Interface dataset entries:

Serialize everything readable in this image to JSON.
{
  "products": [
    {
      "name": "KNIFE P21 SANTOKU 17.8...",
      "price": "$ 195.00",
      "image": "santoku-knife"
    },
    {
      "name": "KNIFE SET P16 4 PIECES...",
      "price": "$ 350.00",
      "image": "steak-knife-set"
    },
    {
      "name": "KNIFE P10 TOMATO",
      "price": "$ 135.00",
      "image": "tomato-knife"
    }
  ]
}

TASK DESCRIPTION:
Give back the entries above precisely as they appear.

SOLUTION TO THIS EXERCISE:
Serialize everything readable in this image to JSON.
{
  "products": [
    {
      "name": "KNIFE P21 SANTOKU 17.8...",
      "price": "$ 195.00",
      "image": "santoku-knife"
    },
    {
      "name": "KNIFE SET P16 4 PIECES...",
      "price": "$ 350.00",
      "image": "steak-knife-set"
    },
    {
      "name": "KNIFE P10 TOMATO",
      "price": "$ 135.00",
      "image": "tomato-knife"
    }
  ]
}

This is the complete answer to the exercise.